- [What you need to do]: Everything from the line containing "Decode this image" through the last line of the data below is to be retyped exactly, apart from the pictures.

- [Input for this task]:
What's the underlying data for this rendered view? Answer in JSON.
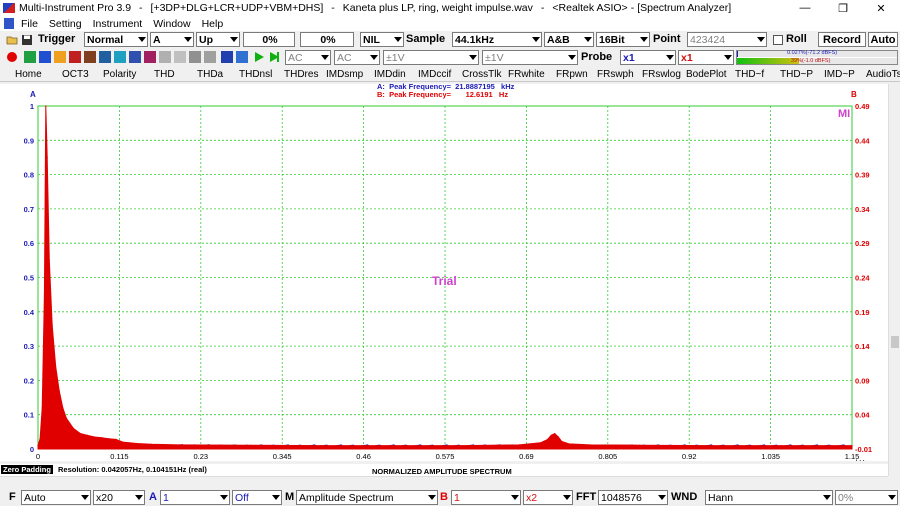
{
  "window": {
    "app_title": "Multi-Instrument Pro 3.9",
    "modules": "[+3DP+DLG+LCR+UDP+VBM+DHS]",
    "file": "Kaneta plus LP, ring, weight impulse.wav",
    "device": "<Realtek ASIO>",
    "view": "[Spectrum Analyzer]",
    "separator": "-",
    "controls": {
      "minimize": "—",
      "restore": "❐",
      "close": "✕"
    }
  },
  "menu": [
    "File",
    "Setting",
    "Instrument",
    "Window",
    "Help"
  ],
  "toolbar1": {
    "trigger_label": "Trigger",
    "trigger_mode": "Normal",
    "trigger_channel": "A",
    "trigger_edge": "Up",
    "trigger_level": "0%",
    "trigger_delay": "0%",
    "trigger_filter": "NIL",
    "sample_label": "Sample",
    "sample_rate": "44.1kHz",
    "channels": "A&B",
    "bits": "16Bit",
    "point_label": "Point",
    "point_value": "423424",
    "roll_label": "Roll",
    "record_label": "Record",
    "auto_label": "Auto"
  },
  "toolbar2": {
    "coupling_a": "AC",
    "coupling_b": "AC",
    "range_a": "±1V",
    "range_b": "±1V",
    "probe_label": "Probe",
    "probe_a": "x1",
    "probe_b": "x1",
    "level_a_text": "0.027%(-71.2 dBFS)",
    "level_b_text": "39%(-1.0 dBFS)",
    "level_a_fraction": 0.003,
    "level_b_fraction": 0.39
  },
  "tabs": [
    "Home",
    "OCT3",
    "Polarity",
    "THD",
    "THDa",
    "THDnsl",
    "THDres",
    "IMDsmp",
    "IMDdin",
    "IMDccif",
    "CrossTlk",
    "FRwhite",
    "FRpwn",
    "FRswph",
    "FRswlog",
    "BodePlot",
    "THD~f",
    "THD~P",
    "IMD~P",
    "AudioTst"
  ],
  "plot": {
    "label_a": "A",
    "label_b": "B",
    "peak_a": "A:  Peak Frequency=  21.8887195   kHz",
    "peak_b": "B:  Peak Frequency=       12.6191   Hz",
    "watermark": "Trial",
    "corner_label": "MI",
    "x_unit": "kHz",
    "x_title": "NORMALIZED AMPLITUDE SPECTRUM",
    "colors": {
      "grid": "#33cc33",
      "channel_a": "#1a1ab8",
      "channel_b": "#e00000",
      "watermark": "#cc44cc"
    }
  },
  "chart_data": {
    "type": "line",
    "title": "NORMALIZED AMPLITUDE SPECTRUM",
    "xlabel": "kHz",
    "ylabel": "",
    "xlim": [
      0,
      1.15
    ],
    "ylim_left": [
      0,
      1
    ],
    "ylim_right": [
      -0.01,
      0.49
    ],
    "x_ticks": [
      "0",
      "0.115",
      "0.23",
      "0.345",
      "0.46",
      "0.575",
      "0.69",
      "0.805",
      "0.92",
      "1.035",
      "1.15"
    ],
    "y_ticks_left": [
      "0",
      "0.1",
      "0.2",
      "0.3",
      "0.4",
      "0.5",
      "0.6",
      "0.7",
      "0.8",
      "0.9",
      "1"
    ],
    "y_ticks_right": [
      "-0.01",
      "0.04",
      "0.09",
      "0.14",
      "0.19",
      "0.24",
      "0.29",
      "0.34",
      "0.39",
      "0.44",
      "0.49"
    ],
    "grid": true,
    "series": [
      {
        "name": "B",
        "x": [
          0,
          0.003,
          0.006,
          0.009,
          0.011,
          0.013,
          0.016,
          0.02,
          0.025,
          0.03,
          0.035,
          0.04,
          0.05,
          0.06,
          0.07,
          0.08,
          0.09,
          0.1,
          0.11,
          0.12,
          0.14,
          0.16,
          0.2,
          0.3,
          0.4,
          0.5,
          0.6,
          0.68,
          0.71,
          0.72,
          0.725,
          0.73,
          0.735,
          0.74,
          0.75,
          0.78,
          0.85,
          0.95,
          1.05,
          1.15
        ],
        "values": [
          0.01,
          0.03,
          0.12,
          0.45,
          1.0,
          0.85,
          0.55,
          0.36,
          0.24,
          0.17,
          0.12,
          0.09,
          0.06,
          0.045,
          0.04,
          0.035,
          0.033,
          0.03,
          0.028,
          0.02,
          0.016,
          0.014,
          0.012,
          0.011,
          0.01,
          0.01,
          0.01,
          0.012,
          0.018,
          0.028,
          0.04,
          0.045,
          0.035,
          0.022,
          0.015,
          0.012,
          0.011,
          0.01,
          0.01,
          0.01
        ]
      },
      {
        "name": "A",
        "x": [
          0,
          0.1,
          0.2,
          0.3,
          0.4,
          0.5,
          0.6,
          0.7,
          0.8,
          0.9,
          1.0,
          1.1,
          1.15
        ],
        "values": [
          0.008,
          0.007,
          0.007,
          0.006,
          0.006,
          0.006,
          0.006,
          0.007,
          0.006,
          0.006,
          0.006,
          0.006,
          0.006
        ]
      }
    ]
  },
  "status": {
    "zero_padding": "Zero Padding",
    "resolution": "Resolution: 0.042057Hz, 0.104151Hz (real)"
  },
  "bottom": {
    "f_label": "F",
    "f_value": "Auto",
    "zoom": "x20",
    "a_label": "A",
    "a_value": "1",
    "a_mode": "Off",
    "m_label": "M",
    "m_value": "Amplitude Spectrum",
    "b_label": "B",
    "b_value": "1",
    "b_zoom": "x2",
    "fft_label": "FFT",
    "fft_value": "1048576",
    "wnd_label": "WND",
    "wnd_value": "Hann",
    "pct": "0%"
  }
}
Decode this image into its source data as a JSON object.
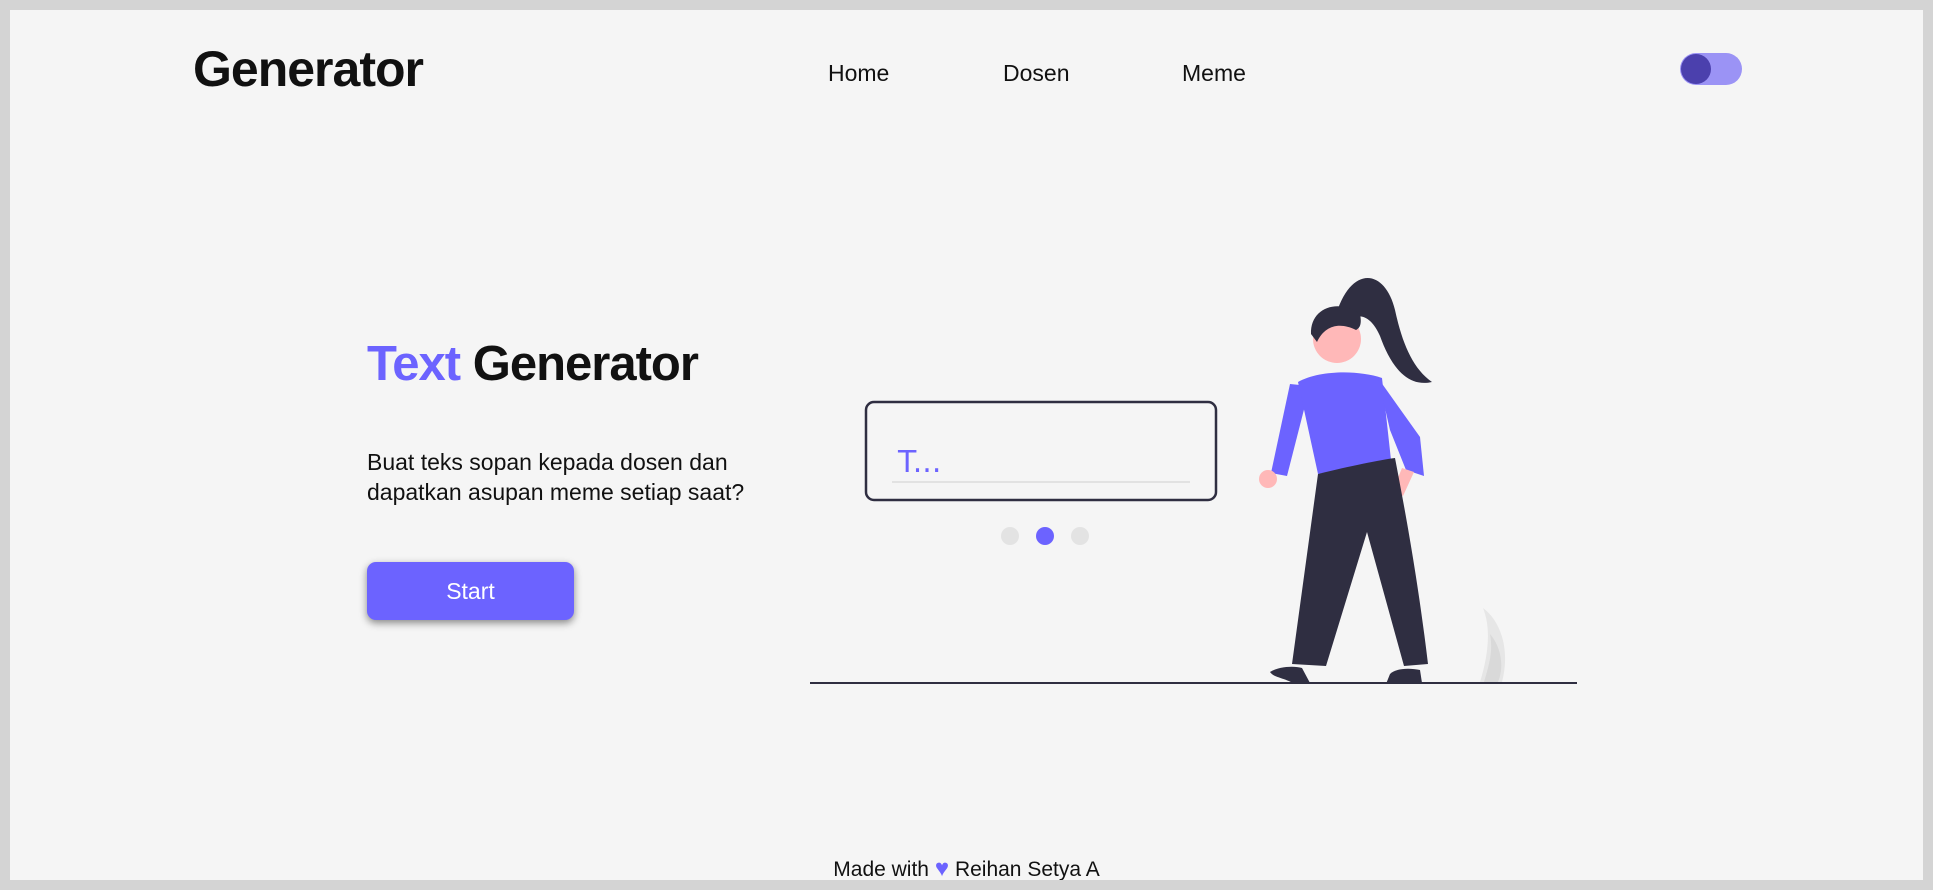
{
  "header": {
    "logo": "Generator",
    "nav": [
      "Home",
      "Dosen",
      "Meme"
    ],
    "theme_toggle": {
      "state": "on"
    }
  },
  "hero": {
    "title_accent": "Text",
    "title_rest": "Generator",
    "description": "Buat teks sopan kepada dosen dan dapatkan asupan meme setiap saat?",
    "start_label": "Start"
  },
  "illustration": {
    "input_text": "T...",
    "carousel_dots": 3,
    "active_dot": 2
  },
  "footer": {
    "prefix": "Made with",
    "heart": "♥",
    "author": "Reihan Setya A"
  },
  "colors": {
    "accent": "#6c63ff",
    "dark": "#2f2e41",
    "skin": "#ffb8b8",
    "background": "#f5f5f5"
  }
}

- [Result for this exercise]:
Decode this image into its source data as a JSON object.
{
  "header": {
    "logo": "Generator",
    "nav": [
      "Home",
      "Dosen",
      "Meme"
    ],
    "theme_toggle": {
      "state": "on"
    }
  },
  "hero": {
    "title_accent": "Text",
    "title_rest": "Generator",
    "description": "Buat teks sopan kepada dosen dan dapatkan asupan meme setiap saat?",
    "start_label": "Start"
  },
  "illustration": {
    "input_text": "T...",
    "carousel_dots": 3,
    "active_dot": 2
  },
  "footer": {
    "prefix": "Made with",
    "heart": "♥",
    "author": "Reihan Setya A"
  },
  "colors": {
    "accent": "#6c63ff",
    "dark": "#2f2e41",
    "skin": "#ffb8b8",
    "background": "#f5f5f5"
  }
}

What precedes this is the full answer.